Progress for numpy on windows 64 bits

The numpy 1.3.0 installer for windows 64 does not work very well. On some configurations, it does not even import without crashing. The crashes are mostly likely due to some bad interactions between the 64 bits mingw compilers and python (built with Visual Studio 2008). Although I know it is working, I had no interest in building numpy with MS compiler, because gfortran does not work with VS 2008. There are some incompatibilities because the fortran runtime from gfortran is incompatible with the VS 2008 C runtime (I get some scary linking errors).

So the situation is either building numpy with MS compiler, but with no hope of getting scipy afterwards, or building a numpy with crashes which are very difficult to track down. Today, I realized that I may go somewhere if somehow, I could use gfortran without using the gfortran runtime (e.g. libgfortran.a). I first tried calling a gfortran-built blas/lapack from a C program built with VS 2008, and after a couple of hours, I managed to get it working. Building numpy itself with full blas/lapack was a no-brainer then.

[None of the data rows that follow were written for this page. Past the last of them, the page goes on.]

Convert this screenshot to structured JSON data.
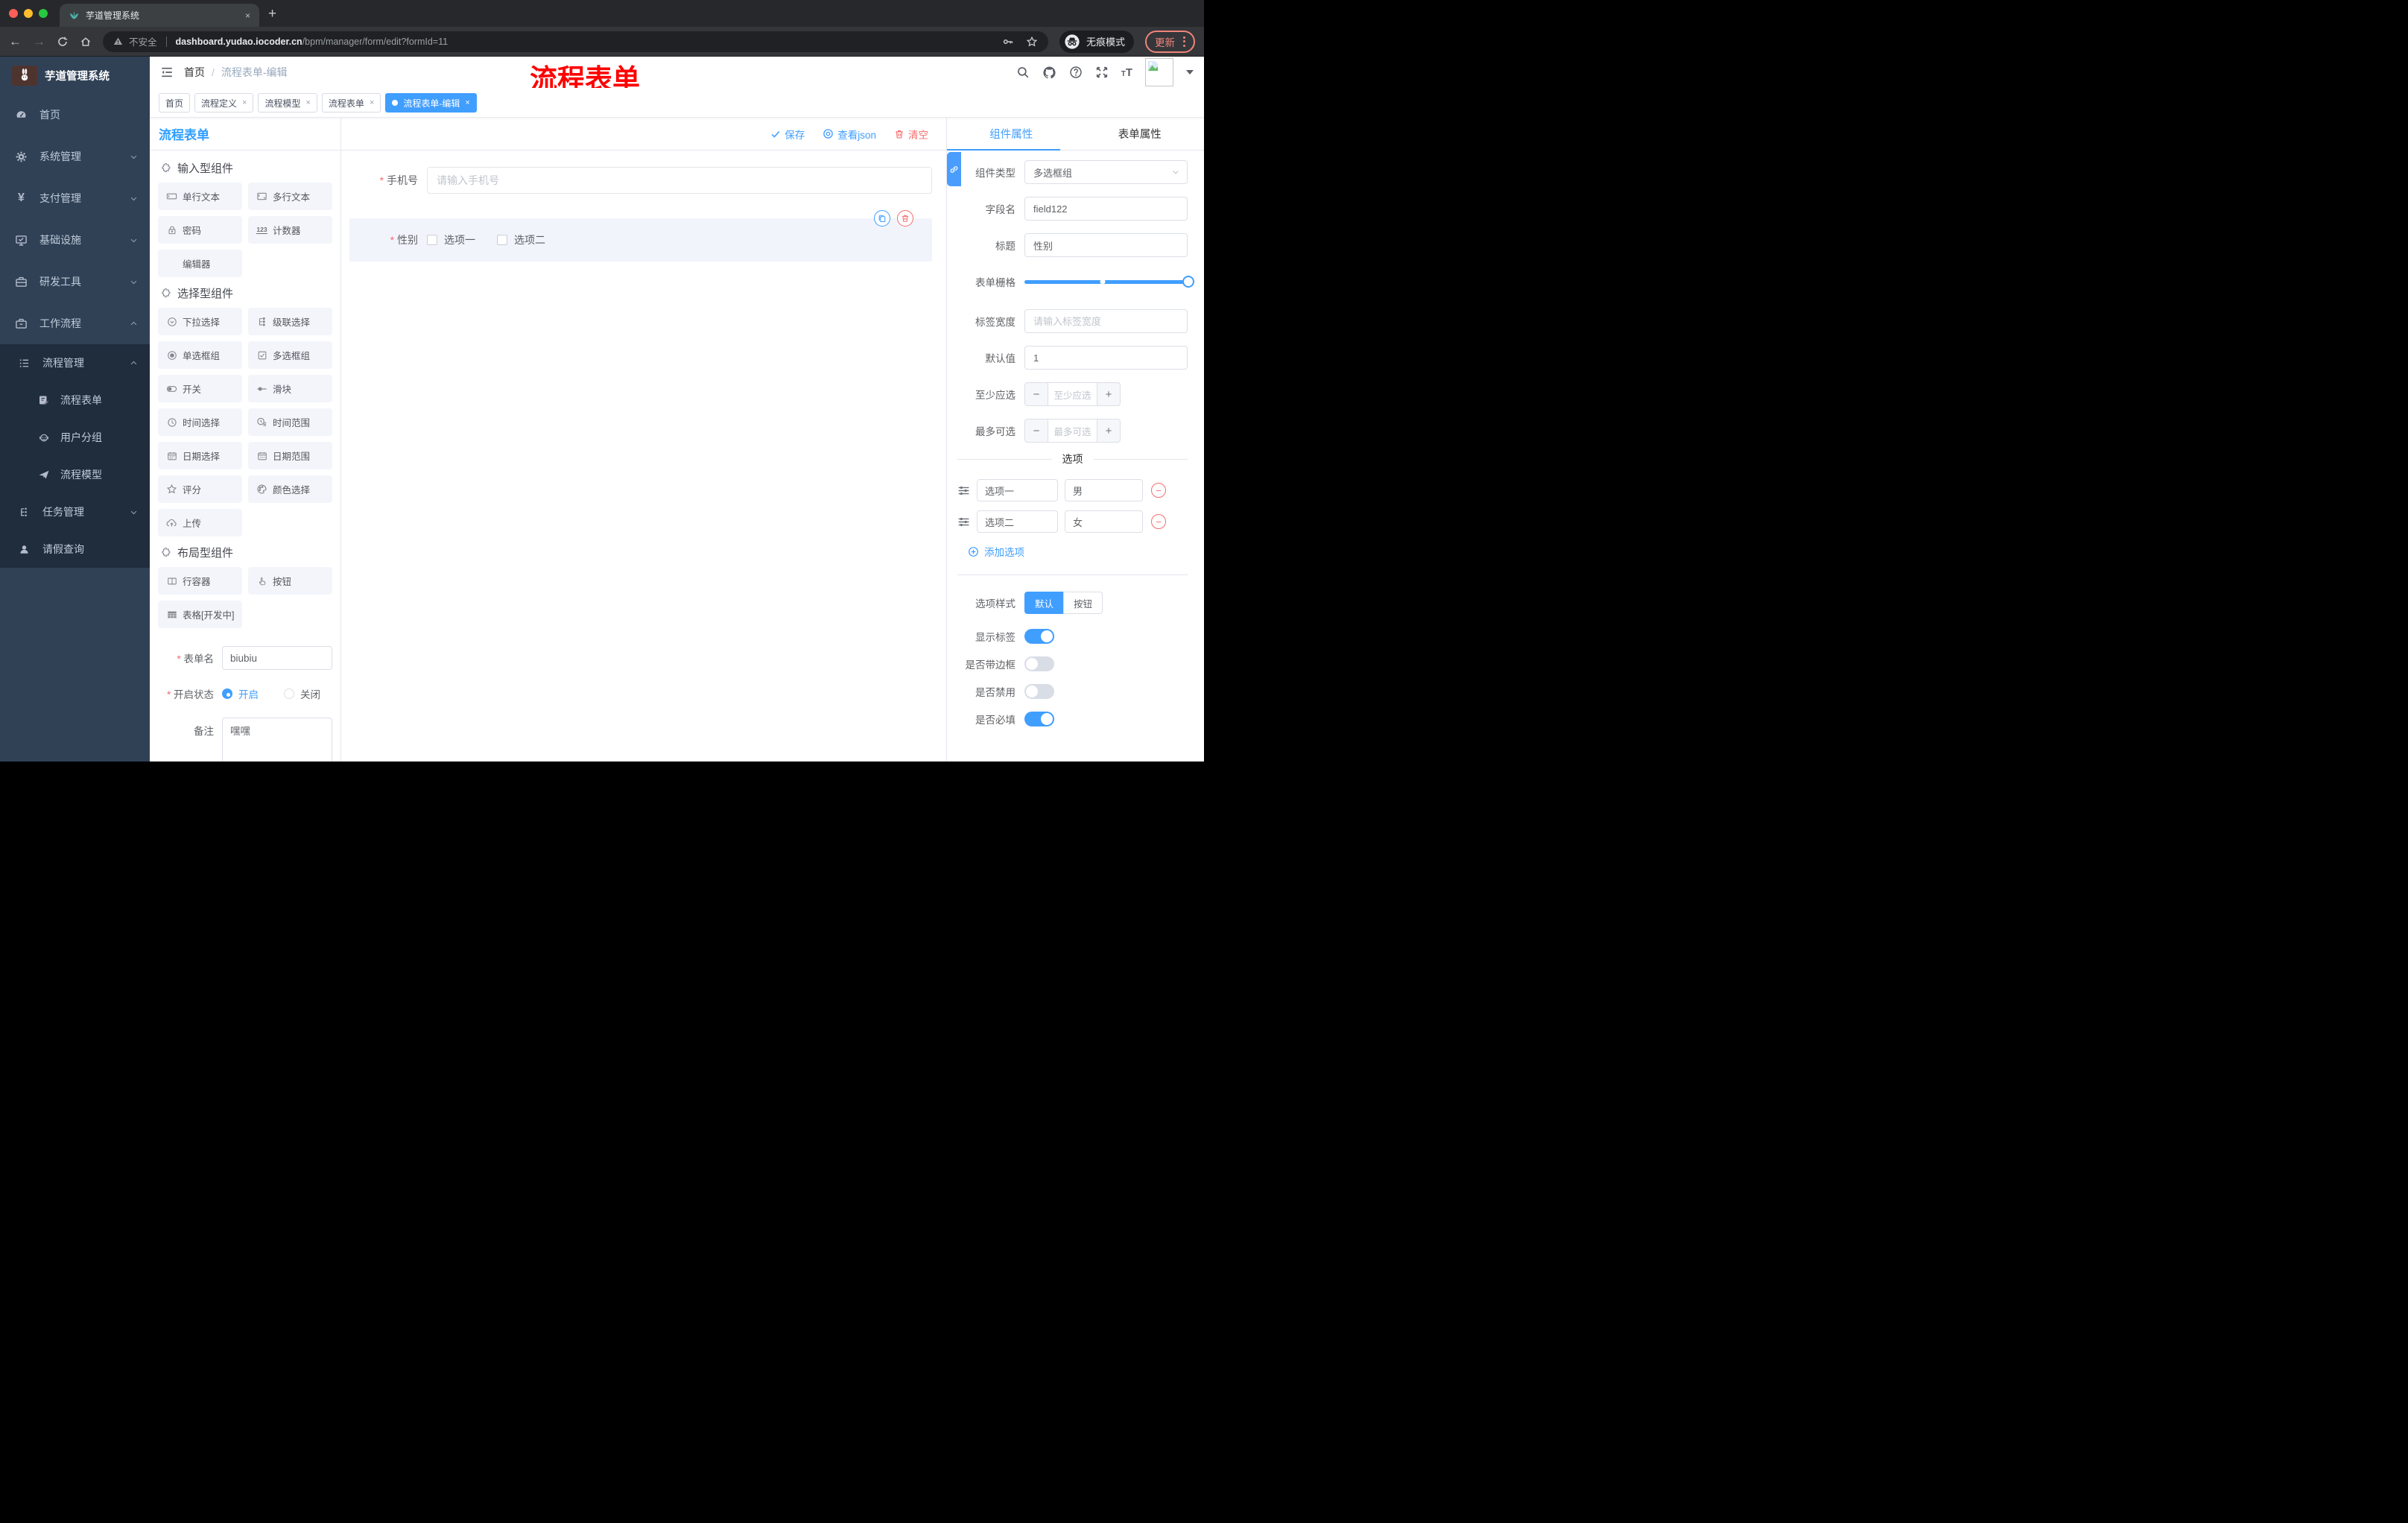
{
  "browser": {
    "tab_title": "芋道管理系统",
    "tab_close": "×",
    "new_tab": "+",
    "security_label": "不安全",
    "url_host": "dashboard.yudao.iocoder.cn",
    "url_path": "/bpm/manager/form/edit?formId=11",
    "incognito_label": "无痕模式",
    "update_label": "更新",
    "icons": [
      "plant-favicon",
      "back-icon",
      "forward-icon",
      "reload-icon",
      "home-icon",
      "warning-icon",
      "key-icon",
      "star-icon",
      "incognito-icon",
      "menu-dots-icon"
    ]
  },
  "colors": {
    "primary": "#409eff",
    "danger": "#f56c6c",
    "sidebar_bg": "#304156",
    "submenu_bg": "#1f2d3d",
    "annotation": "#ff0000",
    "active_tag": "#409eff"
  },
  "header": {
    "breadcrumb_home": "首页",
    "breadcrumb_sep": "/",
    "breadcrumb_current": "流程表单-编辑",
    "annotation": "流程表单",
    "icons": [
      "hamburger-icon",
      "search-icon",
      "github-icon",
      "help-icon",
      "fullscreen-icon",
      "font-size-icon",
      "avatar",
      "caret-down-icon"
    ]
  },
  "tags": [
    {
      "label": "首页",
      "closable": false,
      "active": false
    },
    {
      "label": "流程定义",
      "closable": true,
      "active": false,
      "close": "×"
    },
    {
      "label": "流程模型",
      "closable": true,
      "active": false,
      "close": "×"
    },
    {
      "label": "流程表单",
      "closable": true,
      "active": false,
      "close": "×"
    },
    {
      "label": "流程表单-编辑",
      "closable": true,
      "active": true,
      "close": "×"
    }
  ],
  "sidebar": {
    "brand": "芋道管理系统",
    "top_items": [
      {
        "label": "首页",
        "icon": "dashboard-icon"
      },
      {
        "label": "系统管理",
        "icon": "gear-icon",
        "arrow": "down"
      },
      {
        "label": "支付管理",
        "icon": "yen-icon",
        "arrow": "down"
      },
      {
        "label": "基础设施",
        "icon": "monitor-icon",
        "arrow": "down"
      },
      {
        "label": "研发工具",
        "icon": "toolbox-icon",
        "arrow": "down"
      },
      {
        "label": "工作流程",
        "icon": "suitcase-icon",
        "arrow": "up"
      }
    ],
    "workflow_group": {
      "manage": {
        "label": "流程管理",
        "icon": "list-icon",
        "arrow": "up"
      },
      "children": [
        {
          "label": "流程表单",
          "icon": "form-edit-icon"
        },
        {
          "label": "用户分组",
          "icon": "robot-icon"
        },
        {
          "label": "流程模型",
          "icon": "paper-plane-icon"
        }
      ],
      "task": {
        "label": "任务管理",
        "icon": "tree-icon",
        "arrow": "down"
      },
      "leave": {
        "label": "请假查询",
        "icon": "user-icon"
      }
    }
  },
  "workspace": {
    "panel_title": "流程表单",
    "actions": {
      "save": "保存",
      "view_json": "查看json",
      "clear": "清空"
    }
  },
  "palette": {
    "sections": [
      {
        "title": "输入型组件",
        "icon": "puzzle-icon",
        "items": [
          {
            "label": "单行文本",
            "icon": "input-icon"
          },
          {
            "label": "多行文本",
            "icon": "textarea-icon"
          },
          {
            "label": "密码",
            "icon": "lock-icon"
          },
          {
            "label": "计数器",
            "icon": "number-icon"
          },
          {
            "label": "编辑器",
            "icon": "none"
          }
        ]
      },
      {
        "title": "选择型组件",
        "icon": "puzzle-icon",
        "items": [
          {
            "label": "下拉选择",
            "icon": "select-icon"
          },
          {
            "label": "级联选择",
            "icon": "cascade-icon"
          },
          {
            "label": "单选框组",
            "icon": "radio-icon"
          },
          {
            "label": "多选框组",
            "icon": "checkbox-icon"
          },
          {
            "label": "开关",
            "icon": "switch-icon"
          },
          {
            "label": "滑块",
            "icon": "slider-icon"
          },
          {
            "label": "时间选择",
            "icon": "clock-icon"
          },
          {
            "label": "时间范围",
            "icon": "time-range-icon"
          },
          {
            "label": "日期选择",
            "icon": "calendar-icon"
          },
          {
            "label": "日期范围",
            "icon": "date-range-icon"
          },
          {
            "label": "评分",
            "icon": "star-icon"
          },
          {
            "label": "颜色选择",
            "icon": "palette-icon"
          },
          {
            "label": "上传",
            "icon": "upload-icon"
          }
        ]
      },
      {
        "title": "布局型组件",
        "icon": "puzzle-icon",
        "items": [
          {
            "label": "行容器",
            "icon": "row-icon"
          },
          {
            "label": "按钮",
            "icon": "hand-icon"
          },
          {
            "label": "表格[开发中]",
            "icon": "table-icon"
          }
        ]
      }
    ]
  },
  "left_form": {
    "form_name_label": "表单名",
    "form_name_value": "biubiu",
    "status_label": "开启状态",
    "status_on": "开启",
    "status_off": "关闭",
    "remark_label": "备注",
    "remark_value": "嘿嘿"
  },
  "canvas": {
    "phone": {
      "label": "手机号",
      "placeholder": "请输入手机号"
    },
    "gender": {
      "label": "性别",
      "option1": "选项一",
      "option2": "选项二",
      "icons": [
        "copy-icon",
        "trash-icon"
      ]
    }
  },
  "panel": {
    "tabs": {
      "component": "组件属性",
      "form": "表单属性"
    },
    "link_icon": "link-icon",
    "component_type": {
      "label": "组件类型",
      "value": "多选框组"
    },
    "field_name": {
      "label": "字段名",
      "value": "field122"
    },
    "title": {
      "label": "标题",
      "value": "性别"
    },
    "grid": {
      "label": "表单栅格"
    },
    "label_width": {
      "label": "标签宽度",
      "placeholder": "请输入标签宽度"
    },
    "default_value": {
      "label": "默认值",
      "value": "1"
    },
    "min_select": {
      "label": "至少应选",
      "placeholder": "至少应选",
      "minus": "−",
      "plus": "+"
    },
    "max_select": {
      "label": "最多可选",
      "placeholder": "最多可选",
      "minus": "−",
      "plus": "+"
    },
    "options_divider": "选项",
    "options": [
      {
        "label": "选项一",
        "value": "男",
        "remove": "−"
      },
      {
        "label": "选项二",
        "value": "女",
        "remove": "−"
      }
    ],
    "add_option": "添加选项",
    "option_style": {
      "label": "选项样式",
      "choice1": "默认",
      "choice2": "按钮",
      "selected": "默认"
    },
    "show_label": {
      "label": "显示标签",
      "on": true
    },
    "border": {
      "label": "是否带边框",
      "on": false
    },
    "disabled": {
      "label": "是否禁用",
      "on": false
    },
    "required": {
      "label": "是否必填",
      "on": true
    }
  }
}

Now, there is the problem of scipy. Since scipy has some fortran code, which itself depends on the gfortran runtime when built with gfortran, I am trying to ‘fake’ a minimal gfortran runtime built with the C compiler. Since this mini runtime is built with the MS compiler and with the same  C runtime as used by python, it should work if the runtime is ABI compatible with the gfortran one. As gfortran is open source, this may not be intractable :)

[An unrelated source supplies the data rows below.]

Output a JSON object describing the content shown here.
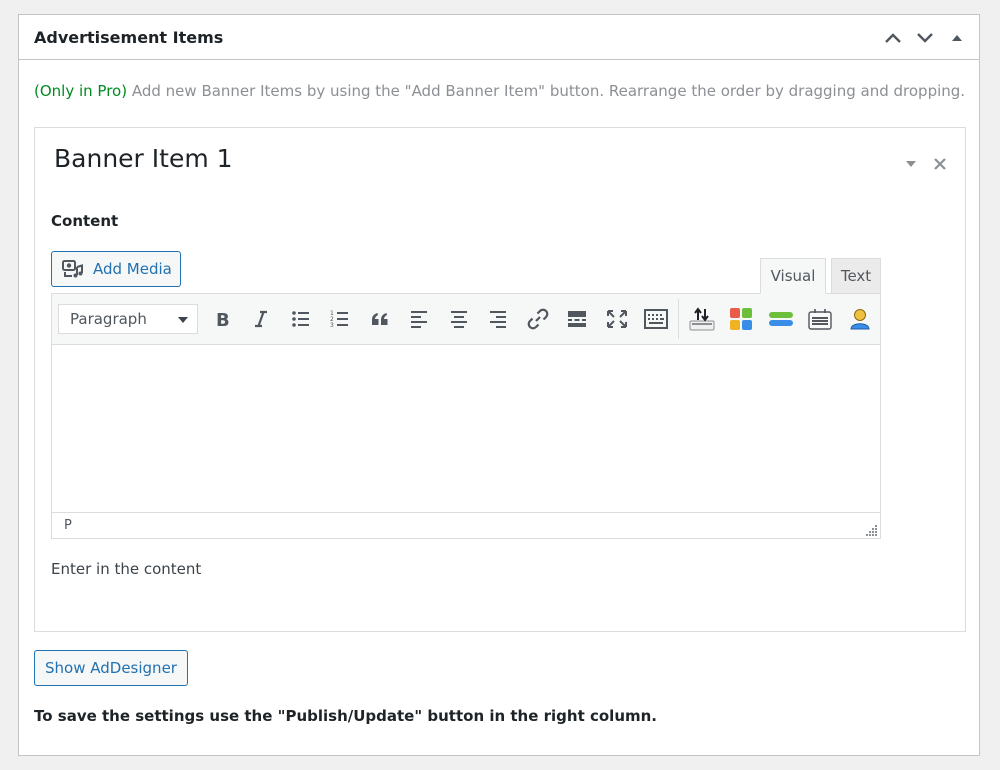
{
  "metabox": {
    "title": "Advertisement Items",
    "controls": [
      "move-up",
      "move-down",
      "toggle"
    ]
  },
  "intro": {
    "pro_tag": "(Only in Pro)",
    "text": "Add new Banner Items by using the \"Add Banner Item\" button. Rearrange the order by dragging and dropping."
  },
  "banner_item": {
    "title": "Banner Item 1",
    "content_label": "Content",
    "add_media_label": "Add Media",
    "tabs": {
      "visual": "Visual",
      "text": "Text",
      "active": "visual"
    },
    "format_select": {
      "value": "Paragraph"
    },
    "toolbar_icons": [
      "bold-icon",
      "italic-icon",
      "bullet-list-icon",
      "numbered-list-icon",
      "blockquote-icon",
      "align-left-icon",
      "align-center-icon",
      "align-right-icon",
      "link-icon",
      "read-more-icon",
      "fullscreen-icon",
      "toolbar-toggle-icon",
      "import-icon",
      "shortcode-grid-icon",
      "layers-icon",
      "table-icon",
      "user-icon"
    ],
    "status_path": "P",
    "description": "Enter in the content"
  },
  "actions": {
    "show_addesigner_label": "Show AdDesigner"
  },
  "footer_note": "To save the settings use the \"Publish/Update\" button in the right column.",
  "colors": {
    "accent": "#2271b1",
    "pro_green": "#008a20",
    "muted": "#8c8f94"
  }
}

With this technique, I could go relatively far in a short time. Among the packages which build and pass most of the test suite:
 – scipy.fftpack
 – scipy.lapack
 – some scipy.sparse

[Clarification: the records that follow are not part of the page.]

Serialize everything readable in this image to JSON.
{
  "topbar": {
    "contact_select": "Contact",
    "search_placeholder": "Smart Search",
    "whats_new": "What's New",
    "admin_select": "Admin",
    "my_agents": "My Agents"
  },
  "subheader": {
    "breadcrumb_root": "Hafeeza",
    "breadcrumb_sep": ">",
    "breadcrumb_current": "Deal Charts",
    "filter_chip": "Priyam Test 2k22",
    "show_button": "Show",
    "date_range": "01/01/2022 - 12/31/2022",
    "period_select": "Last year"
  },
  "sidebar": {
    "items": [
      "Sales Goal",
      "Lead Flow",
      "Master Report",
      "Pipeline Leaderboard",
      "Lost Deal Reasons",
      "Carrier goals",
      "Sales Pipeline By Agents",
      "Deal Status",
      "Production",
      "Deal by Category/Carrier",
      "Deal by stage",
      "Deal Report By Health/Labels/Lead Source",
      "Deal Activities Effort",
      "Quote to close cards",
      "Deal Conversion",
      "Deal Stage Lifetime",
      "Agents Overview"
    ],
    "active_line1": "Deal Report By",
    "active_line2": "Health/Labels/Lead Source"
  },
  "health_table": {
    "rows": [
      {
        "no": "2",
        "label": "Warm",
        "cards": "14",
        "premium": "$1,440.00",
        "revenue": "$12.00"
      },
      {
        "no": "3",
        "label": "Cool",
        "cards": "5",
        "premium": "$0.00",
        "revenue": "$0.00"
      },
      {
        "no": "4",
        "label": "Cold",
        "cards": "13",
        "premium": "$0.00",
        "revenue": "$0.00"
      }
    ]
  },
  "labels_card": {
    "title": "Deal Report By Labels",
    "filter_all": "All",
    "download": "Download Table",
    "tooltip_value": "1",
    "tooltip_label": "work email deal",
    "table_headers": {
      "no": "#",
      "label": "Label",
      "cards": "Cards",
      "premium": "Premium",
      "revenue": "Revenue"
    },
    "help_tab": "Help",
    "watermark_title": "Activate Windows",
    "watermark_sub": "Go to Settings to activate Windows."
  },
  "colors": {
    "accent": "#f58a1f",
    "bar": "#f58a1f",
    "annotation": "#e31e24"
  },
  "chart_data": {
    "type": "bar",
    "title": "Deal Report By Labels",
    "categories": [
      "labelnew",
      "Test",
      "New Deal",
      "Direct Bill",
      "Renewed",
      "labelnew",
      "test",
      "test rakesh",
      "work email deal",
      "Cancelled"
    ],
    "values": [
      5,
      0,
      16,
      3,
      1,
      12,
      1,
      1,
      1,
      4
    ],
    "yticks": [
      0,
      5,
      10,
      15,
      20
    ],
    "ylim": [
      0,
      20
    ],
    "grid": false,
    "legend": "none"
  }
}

Some packages like cluster or spatial are not ANSI C compatible, so they fail to build. This should not be too hard to fix. The main problem is scipy.special: the C code is horrible, and there needs many hacks to build the C code. The Fortran code needs quite a few functions from the fortran runtime, so this needs some work. But ~ 300 unit tests of scipy pass, so this is encouraging.